Collection entries:
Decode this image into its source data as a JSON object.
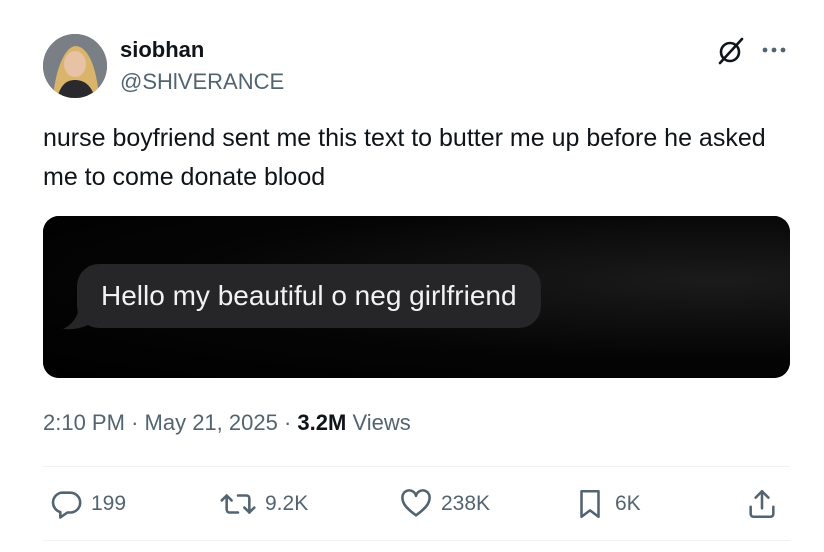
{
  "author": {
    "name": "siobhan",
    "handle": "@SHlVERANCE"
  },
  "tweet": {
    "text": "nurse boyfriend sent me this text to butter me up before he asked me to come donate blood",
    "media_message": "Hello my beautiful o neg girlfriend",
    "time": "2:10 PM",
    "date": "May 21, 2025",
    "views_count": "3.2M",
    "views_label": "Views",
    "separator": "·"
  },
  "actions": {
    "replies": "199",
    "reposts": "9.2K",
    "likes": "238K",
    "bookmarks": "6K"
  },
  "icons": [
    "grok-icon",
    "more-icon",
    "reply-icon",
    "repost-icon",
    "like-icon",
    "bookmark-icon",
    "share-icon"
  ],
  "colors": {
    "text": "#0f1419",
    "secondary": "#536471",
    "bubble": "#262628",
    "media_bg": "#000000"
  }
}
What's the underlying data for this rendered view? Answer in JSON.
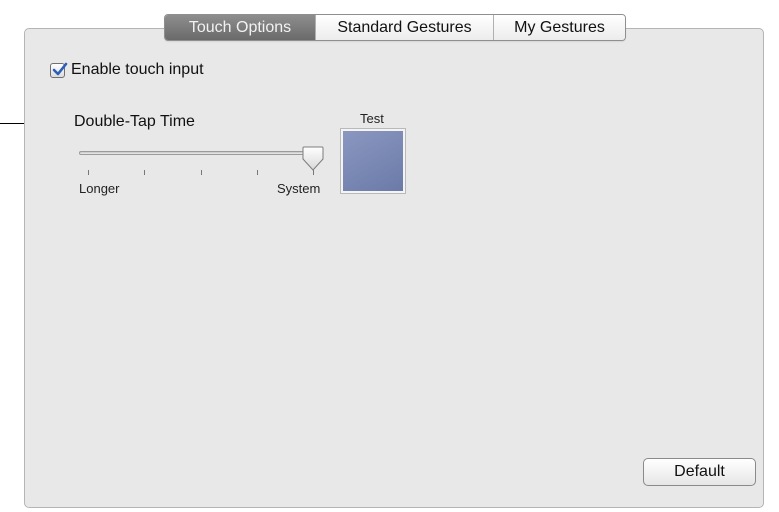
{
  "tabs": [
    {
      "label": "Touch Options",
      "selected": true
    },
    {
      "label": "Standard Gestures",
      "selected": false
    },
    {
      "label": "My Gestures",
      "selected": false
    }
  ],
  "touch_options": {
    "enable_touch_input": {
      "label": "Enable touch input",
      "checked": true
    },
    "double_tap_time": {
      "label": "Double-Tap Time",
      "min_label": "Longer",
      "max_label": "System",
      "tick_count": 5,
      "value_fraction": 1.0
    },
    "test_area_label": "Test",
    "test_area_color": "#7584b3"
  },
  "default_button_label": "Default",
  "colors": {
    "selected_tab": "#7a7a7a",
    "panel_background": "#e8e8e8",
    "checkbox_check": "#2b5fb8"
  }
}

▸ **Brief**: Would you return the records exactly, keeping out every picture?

▸ **Reply to the task**:
Decode this image into its source data as a JSON object.
{
  "author": {
    "name": "siobhan",
    "handle": "@SHlVERANCE"
  },
  "tweet": {
    "text": "nurse boyfriend sent me this text to butter me up before he asked me to come donate blood",
    "media_message": "Hello my beautiful o neg girlfriend",
    "time": "2:10 PM",
    "date": "May 21, 2025",
    "views_count": "3.2M",
    "views_label": "Views",
    "separator": "·"
  },
  "actions": {
    "replies": "199",
    "reposts": "9.2K",
    "likes": "238K",
    "bookmarks": "6K"
  },
  "icons": [
    "grok-icon",
    "more-icon",
    "reply-icon",
    "repost-icon",
    "like-icon",
    "bookmark-icon",
    "share-icon"
  ],
  "colors": {
    "text": "#0f1419",
    "secondary": "#536471",
    "bubble": "#262628",
    "media_bg": "#000000"
  }
}
What's the underlying data for this rendered view? Answer in JSON.
{
  "tabs": [
    {
      "label": "Touch Options",
      "selected": true
    },
    {
      "label": "Standard Gestures",
      "selected": false
    },
    {
      "label": "My Gestures",
      "selected": false
    }
  ],
  "touch_options": {
    "enable_touch_input": {
      "label": "Enable touch input",
      "checked": true
    },
    "double_tap_time": {
      "label": "Double-Tap Time",
      "min_label": "Longer",
      "max_label": "System",
      "tick_count": 5,
      "value_fraction": 1.0
    },
    "test_area_label": "Test",
    "test_area_color": "#7584b3"
  },
  "default_button_label": "Default",
  "colors": {
    "selected_tab": "#7a7a7a",
    "panel_background": "#e8e8e8",
    "checkbox_check": "#2b5fb8"
  }
}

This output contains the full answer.